Erasing and Writing to a Text File

This looks quite complicated but that’s only because a lot of the lines can be condensed. The script opens the file, erases the contents and then allows the user to write in new data. Used with other scripts, it’s quite a powerful few lines of code.

from sys import argv

script, filename = argv

print "We are going to erase %r." % filename
print "If you don't want that, press ctrl-c."
print "Otherwise, hit Return."


print "Opening the file..."
target = open(filename, 'w')

print "Truncating the file...Goodbye"

print "Now I am going to ask you for three lines."

line1 = raw_input("Line 1")
line2 = raw_input("Line 2")
line3 = raw_input("line 3")

print "I am going to write these to the file."




print "And finally, we close it."

Reading a Simple Text File with Python

Here’s a script to read the contents of a text file.

from sys import argv

script, filename = argv

#open the file and read contents
txt = open(filename)

print "Read the file again?"
file_again = raw_input("> ")
txt_again = open(file_again)

Prompting, Unpacking and Variables

Remember that you need to call the script from the command line and then list the things you want to show.
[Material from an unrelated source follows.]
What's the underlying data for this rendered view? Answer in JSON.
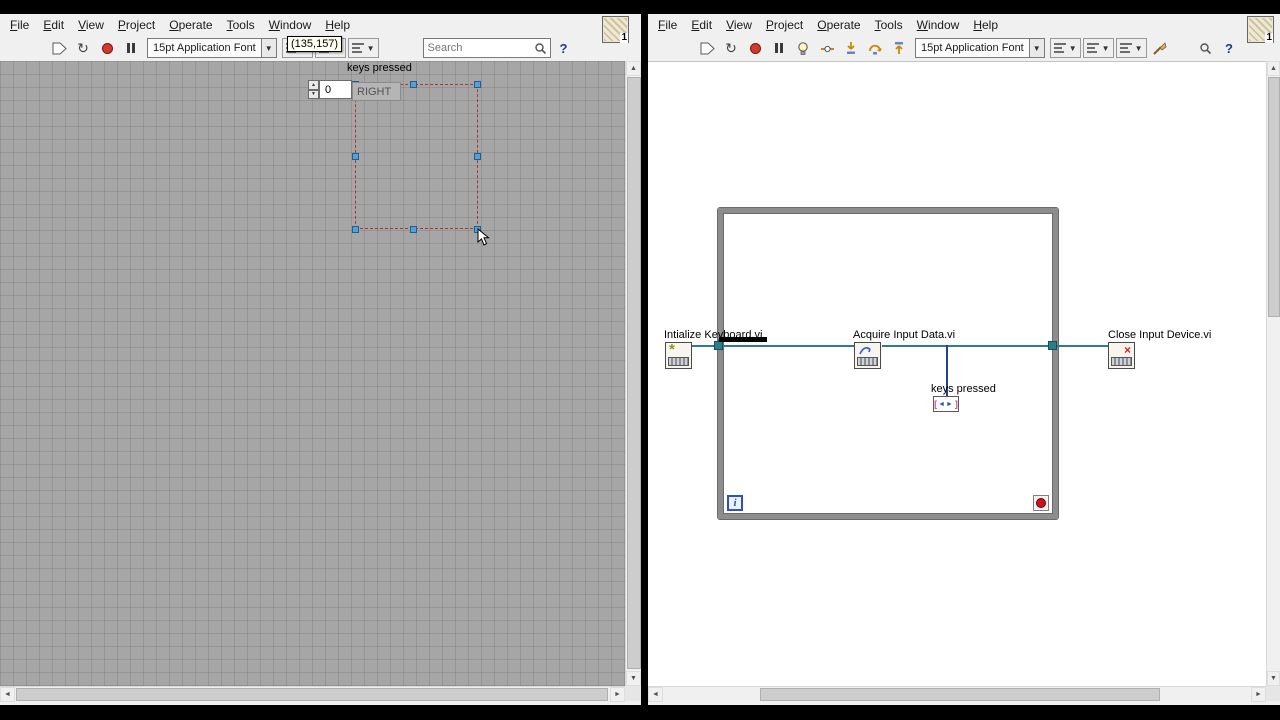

So for instance, if the script is called ‘’, then you would type ‘python apples strawberries pears’.

The results will then be printed out as:

The script is called:

Your first variable is: apples

Your second variable is: strawberries

Your third variable is: pears

Anyway, here is the script.

from sys import argv

script, first, second, third = argv

print "\n"

print "The script is called:", script
print "\n"
print "Your first variable is:", first
print "\n"
print "Your second variable is:", second
print "\n"
print "Your third variable is:", third

print "\n"

Fahrenheit Calculator

Simple script that calculates degrees Fahrenheit.

# -*- coding: utf-8 -*-

x = float(raw_input("°C: "))

fahrenheit = x * 1.8 + 32

print "Fahrenheit: {0:.1f}°F".format (fahrenheit)